'Rose and Fence' ©

Rose and Fence © Mary Baker, Oil on Paper

How to Make Time for Art

The key to making time for art is the ability to say "NO".

If you say "yes" to everything that is asked of you, you will not have time to be creative. And it is so easy to say "yes" to all kinds of things and so hard to say "no." It is hard to say "no" to immediate family, extended family, demands of friends, organizations, messy houses, cluttered basements - the list is endless.

Making art takes lots of time. It not only takes a great deal of time to do whatever it is you are creating, but it also takes a great deal time for what most people would consider "down time." Artistic down time is a foreign concept to people who are not artists. Our society values busyness over artistic incubation, but you cannot create art without it.

You will feel immensely guilty saying to yourself that your art is more important than time spent with a certain friend, organization or clearing out that large dust bunny that is appearing under your bed! But ask yourself, if there was something really crucial, wouldn't you slash everything that was unessential in your life to take care of it. The answer is yes. Do the same thing with your art.

Learning how to say "no" takes practice.

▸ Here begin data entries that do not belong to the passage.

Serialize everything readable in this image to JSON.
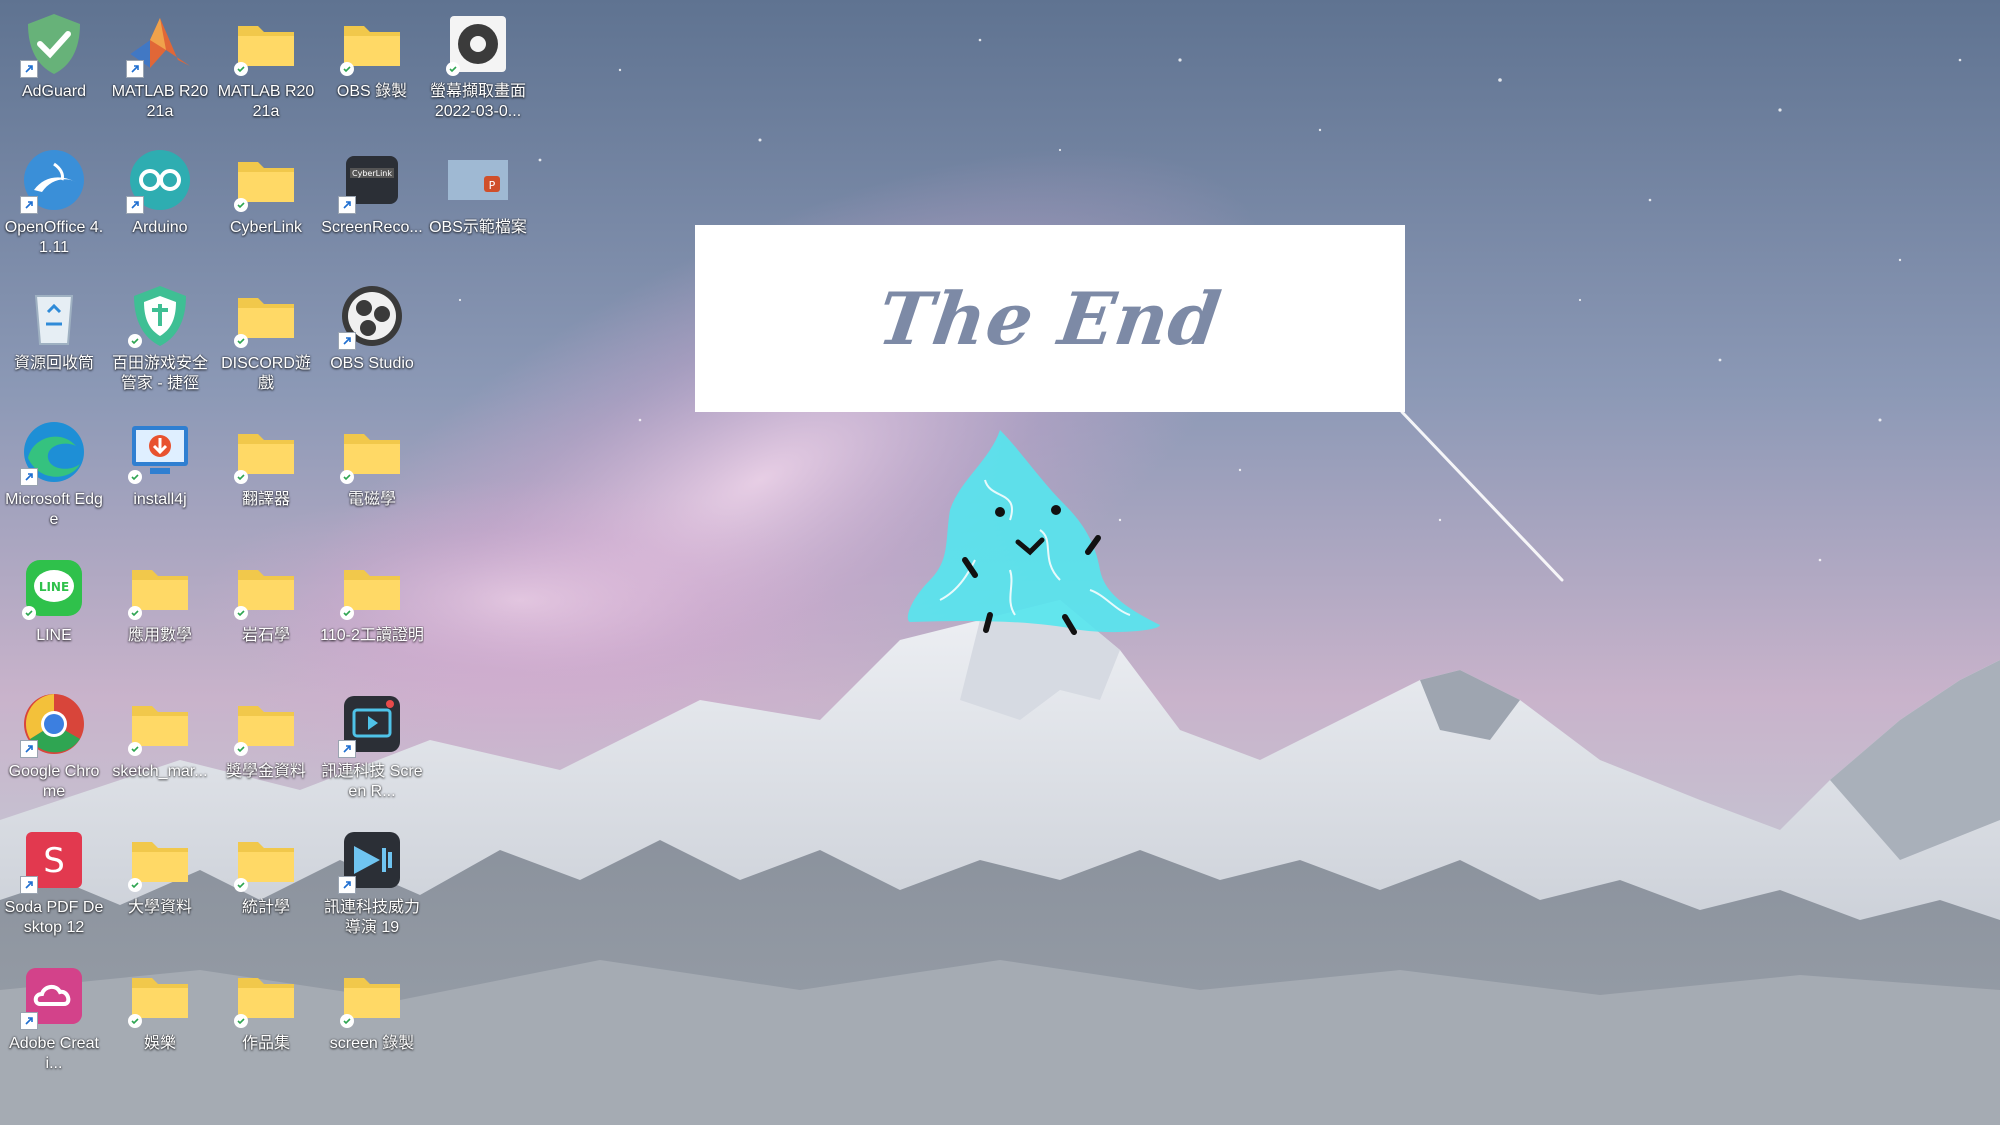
{
  "banner": {
    "title": "The End"
  },
  "icons": [
    {
      "label": "AdGuard",
      "icon": "adguard-shield-icon"
    },
    {
      "label": "MATLAB R2021a",
      "icon": "matlab-icon"
    },
    {
      "label": "MATLAB R2021a",
      "icon": "folder-icon"
    },
    {
      "label": "OBS 錄製",
      "icon": "folder-icon"
    },
    {
      "label": "螢幕擷取畫面 2022-03-0...",
      "icon": "screenshot-file-icon"
    },
    {
      "label": "OpenOffice 4.1.11",
      "icon": "openoffice-icon"
    },
    {
      "label": "Arduino",
      "icon": "arduino-icon"
    },
    {
      "label": "CyberLink",
      "icon": "folder-icon"
    },
    {
      "label": "ScreenReco...",
      "icon": "cyberlink-screenrecorder-icon"
    },
    {
      "label": "OBS示範檔案",
      "icon": "powerpoint-file-icon"
    },
    {
      "label": "資源回收筒",
      "icon": "recycle-bin-icon"
    },
    {
      "label": "百田游戏安全管家 - 捷徑",
      "icon": "security-shield-icon"
    },
    {
      "label": "DISCORD遊戲",
      "icon": "folder-icon"
    },
    {
      "label": "OBS Studio",
      "icon": "obs-studio-icon"
    },
    {
      "label": "Microsoft Edge",
      "icon": "edge-icon"
    },
    {
      "label": "install4j",
      "icon": "install4j-icon"
    },
    {
      "label": "翻譯器",
      "icon": "folder-icon"
    },
    {
      "label": "電磁學",
      "icon": "folder-icon"
    },
    {
      "label": "LINE",
      "icon": "line-icon"
    },
    {
      "label": "應用數學",
      "icon": "folder-icon"
    },
    {
      "label": "岩石學",
      "icon": "folder-icon"
    },
    {
      "label": "110-2工讀證明",
      "icon": "folder-icon"
    },
    {
      "label": "Google Chrome",
      "icon": "chrome-icon"
    },
    {
      "label": "sketch_mar...",
      "icon": "folder-icon"
    },
    {
      "label": "獎學金資料",
      "icon": "folder-icon"
    },
    {
      "label": "訊連科技 Screen R...",
      "icon": "cyberlink-screen-recorder-app-icon"
    },
    {
      "label": "Soda PDF Desktop 12",
      "icon": "soda-pdf-icon"
    },
    {
      "label": "大學資料",
      "icon": "folder-icon"
    },
    {
      "label": "統計學",
      "icon": "folder-icon"
    },
    {
      "label": "訊連科技威力導演 19",
      "icon": "powerdirector-icon"
    },
    {
      "label": "Adobe Creati...",
      "icon": "adobe-creative-cloud-icon"
    },
    {
      "label": "娛樂",
      "icon": "folder-icon"
    },
    {
      "label": "作品集",
      "icon": "folder-icon"
    },
    {
      "label": "screen 錄製",
      "icon": "folder-icon"
    }
  ]
}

You may want to communicate to your nearest and dearest your new priority, so they won't feel emotionally abandoned. From time to time you will get sucked into situations and events; and it takes a great deal of effort to find a balance between creating art and also having a meaningful life outside of that endeavor.

But remember, "no" is a complete sentence. It will take everyone some time to adjust to your new way of living. There may be a lot of grumbling from a lot of people, but if creating art is really important to you, let them grumble away. You'll find out who your friends really are. The ones that really care about you will want what's important for you--to create art!

© Mary Baker